“Facebook alone grew 78pc year-on-year between 2009 and 2013, with mobile currently representing 88pc of its user base (of which 60pc are mobile-only users) and accounting for approximately 66pc of its revenue.”

Mobile Revolution

Boston Consulting Group’s report shows remarkable revenues and jobs in the mobile technology industry

Trinity of success

The report highlighted three states in particular that are reaping the rewards of this mobile age: the US, China and South Korea.

South Korea is the most advanced mobile industry, the US is home to powerhouses such as Apple, Qualcomm, Facebook and Google, and China dominates the low-price mobile revolution.

BCG’s report highlights the ‘mobile divide’, whereby those pioneering the mobile age are leaving behind those reluctant to follow.

In the six countries evaluated, closing the mobile divide among SMEs could add 7m jobs over the next three years, more than the total number of mobile value chain jobs in these countries.

A developing scenario

But it’s not just global behemoths that can capitalise on this industrial and economic goldmine.

Innovative uses of modern technology, in fighting back against violence and treating diseases, are two key ways whereby developing countries can reap serious rewards from this era.

India is a case study within the report, given that just 5pc of users there own personal computers.
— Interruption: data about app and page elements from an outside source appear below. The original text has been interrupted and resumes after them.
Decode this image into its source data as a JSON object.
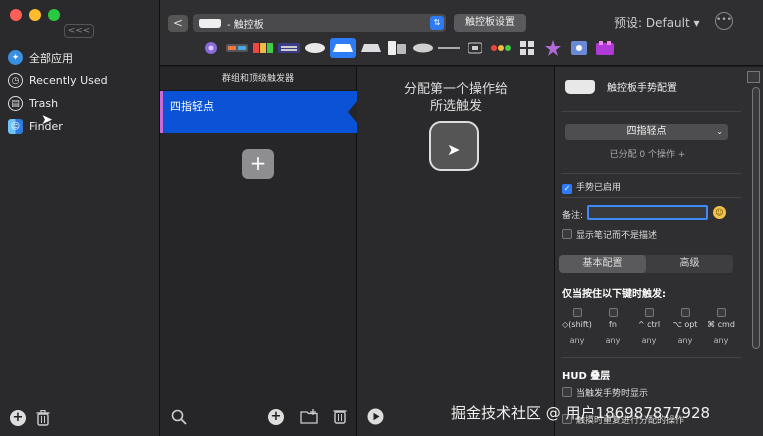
{
  "sidebar": {
    "collapse_label": "<<<",
    "items": [
      {
        "label": "全部应用",
        "icon": "all-apps-icon"
      },
      {
        "label": "Recently Used",
        "icon": "recent-icon"
      },
      {
        "label": "Trash",
        "icon": "trash-icon"
      },
      {
        "label": "Finder",
        "icon": "finder-icon"
      }
    ]
  },
  "toolbar": {
    "back_label": "<",
    "device_select": "- 触控板",
    "settings_label": "触控板设置",
    "preset_label": "预设: Default ▾"
  },
  "triggers": {
    "header": "群组和顶级触发器",
    "selected": "四指轻点"
  },
  "actions": {
    "assign_line1": "分配第一个操作给",
    "assign_line2": "所选触发"
  },
  "config": {
    "title": "触控板手势配置",
    "gesture": "四指轻点",
    "assigned_count": "已分配 0 个操作 +",
    "gesture_enabled": "手势已启用",
    "note_label": "备注:",
    "show_note": "显示笔记而不是描述",
    "tabs": [
      "基本配置",
      "高级"
    ],
    "modifiers_title": "仅当按住以下键时触发:",
    "modifiers": [
      {
        "key": "◇(shift)",
        "mode": "any"
      },
      {
        "key": "fn",
        "mode": "any"
      },
      {
        "key": "^ ctrl",
        "mode": "any"
      },
      {
        "key": "⌥ opt",
        "mode": "any"
      },
      {
        "key": "⌘ cmd",
        "mode": "any"
      }
    ],
    "hud_title": "HUD 叠层",
    "hud_option": "当触发手势时显示",
    "hud_option2": "触摸时重复进行分配的操作"
  },
  "watermark": "掘金技术社区 @ 用户186987877928",
  "colors": {
    "accent": "#0b52d6",
    "selection_bar": "#c86bd8",
    "traffic_red": "#fe5f57",
    "traffic_yellow": "#febc2e",
    "traffic_green": "#28c840"
  }
}
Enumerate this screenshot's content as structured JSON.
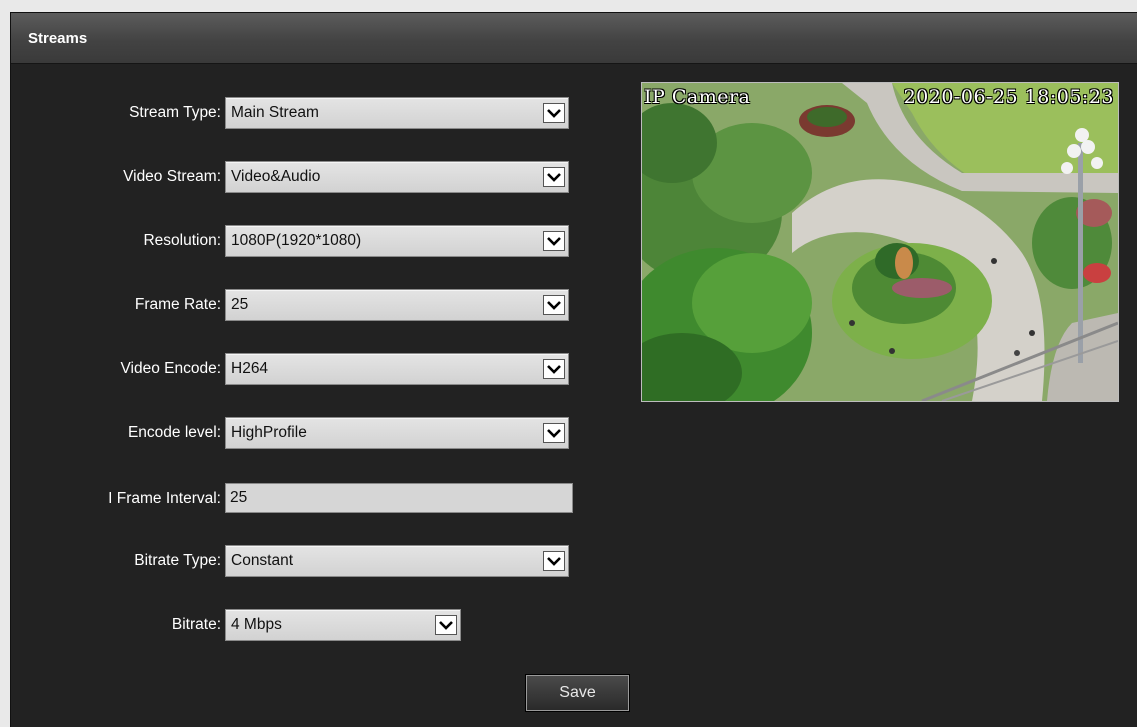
{
  "panel": {
    "title": "Streams"
  },
  "form": {
    "stream_type": {
      "label": "Stream Type:",
      "value": "Main Stream"
    },
    "video_stream": {
      "label": "Video Stream:",
      "value": "Video&Audio"
    },
    "resolution": {
      "label": "Resolution:",
      "value": "1080P(1920*1080)"
    },
    "frame_rate": {
      "label": "Frame Rate:",
      "value": "25"
    },
    "video_encode": {
      "label": "Video Encode:",
      "value": "H264"
    },
    "encode_level": {
      "label": "Encode level:",
      "value": "HighProfile"
    },
    "i_frame": {
      "label": "I Frame Interval:",
      "value": "25"
    },
    "bitrate_type": {
      "label": "Bitrate Type:",
      "value": "Constant"
    },
    "bitrate": {
      "label": "Bitrate:",
      "value": "4 Mbps"
    }
  },
  "actions": {
    "save_label": "Save"
  },
  "preview": {
    "osd_name": "IP Camera",
    "osd_timestamp": "2020-06-25 18:05:23"
  },
  "icons": {
    "dropdown": "chevron-down-icon"
  },
  "colors": {
    "panel_bg": "#222222",
    "header_bg": "#4a4a4a",
    "control_bg": "#d6d6d6"
  }
}
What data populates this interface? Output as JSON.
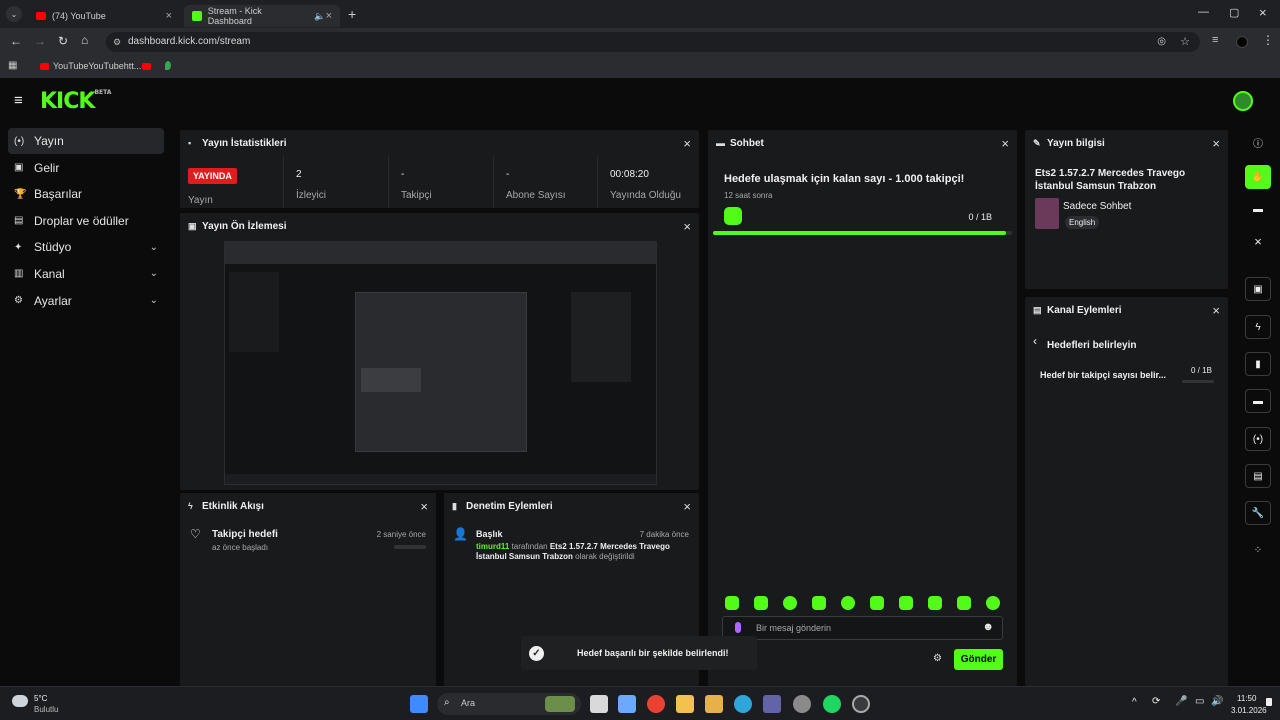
{
  "browser": {
    "tabs": [
      {
        "title": "(74) YouTube",
        "active": false
      },
      {
        "title": "Stream - Kick Dashboard",
        "active": true
      }
    ],
    "url": "dashboard.kick.com/stream",
    "bookmark": "YouTubeYouTubehtt..."
  },
  "brand": {
    "logo": "KICK",
    "badge": "BETA",
    "accent": "#53fc18"
  },
  "sidebar": {
    "items": [
      {
        "label": "Yayın",
        "icon": "broadcast-icon",
        "active": true
      },
      {
        "label": "Gelir",
        "icon": "revenue-icon"
      },
      {
        "label": "Başarılar",
        "icon": "trophy-icon"
      },
      {
        "label": "Droplar ve ödüller",
        "icon": "gift-icon"
      },
      {
        "label": "Stüdyo",
        "icon": "studio-icon",
        "expandable": true
      },
      {
        "label": "Kanal",
        "icon": "channel-icon",
        "expandable": true
      },
      {
        "label": "Ayarlar",
        "icon": "settings-icon",
        "expandable": true
      }
    ]
  },
  "stats": {
    "title": "Yayın İstatistikleri",
    "live_badge": "YAYINDA",
    "items": [
      {
        "value": "",
        "label": "Yayın"
      },
      {
        "value": "2",
        "label": "İzleyici"
      },
      {
        "value": "-",
        "label": "Takipçi"
      },
      {
        "value": "-",
        "label": "Abone Sayısı"
      },
      {
        "value": "00:08:20",
        "label": "Yayında Olduğu"
      }
    ]
  },
  "preview": {
    "title": "Yayın Ön İzlemesi"
  },
  "activity": {
    "title": "Etkinlik Akışı",
    "items": [
      {
        "title": "Takipçi hedefi",
        "sub": "az önce başladı",
        "time": "2 saniye önce"
      }
    ]
  },
  "moderation": {
    "title": "Denetim Eylemleri",
    "items": [
      {
        "title": "Başlık",
        "time": "7 dakika önce",
        "user": "timurd11",
        "text": " tarafından ",
        "bold": "Ets2 1.57.2.7 Mercedes Travego İstanbul Samsun Trabzon",
        "tail": " olarak değiştirildi"
      }
    ]
  },
  "chat": {
    "title": "Sohbet",
    "goal_text": "Hedefe ulaşmak için kalan sayı - 1.000 takipçi!",
    "goal_time": "12 saat sonra",
    "goal_progress": "0 / 1B",
    "goal_fraction": 0.98,
    "input_placeholder": "Bir mesaj gönderin",
    "send_label": "Gönder"
  },
  "streaminfo": {
    "title": "Yayın bilgisi",
    "stream_title": "Ets2 1.57.2.7 Mercedes Travego İstanbul Samsun Trabzon",
    "category": "Sadece Sohbet",
    "language": "English"
  },
  "channel_actions": {
    "title": "Kanal Eylemleri",
    "back_label": "Hedefleri belirleyin",
    "goal_label": "Hedef bir takipçi sayısı belir...",
    "goal_progress": "0 / 1B"
  },
  "toast": {
    "text": "Hedef başarılı bir şekilde belirlendi!"
  },
  "taskbar": {
    "weather_temp": "5°C",
    "weather_desc": "Bulutlu",
    "search": "Ara",
    "time": "11:50",
    "date": "3.01.2026"
  }
}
Flipkart, India’s largest e-commerce marketplace, has been downloaded by 10m users already in India, catering to the huge numbers of people who rely on mobile devices for commerce.

“Consumers can use the Flipkart app to search, share, compare prices, and shop from thousands of third-party vendors in more than 70 categories (including clothing, appliances, and power tools) – generating major purchasing power for customers previously unable to access the internet.”

But more can be done to greater aid those growing more and more reliant on mobile technologies.

“Fundamental innovation is required to boost speed, extend battery life, and strengthen connectivity. More network rollouts are needed to deliver better service to more consumers at lower cost.”

Global mobile revolution image via Shutterstock

Gordon Hunt is a journalist at Siliconrepublic.com

editorial@siliconrepublic.com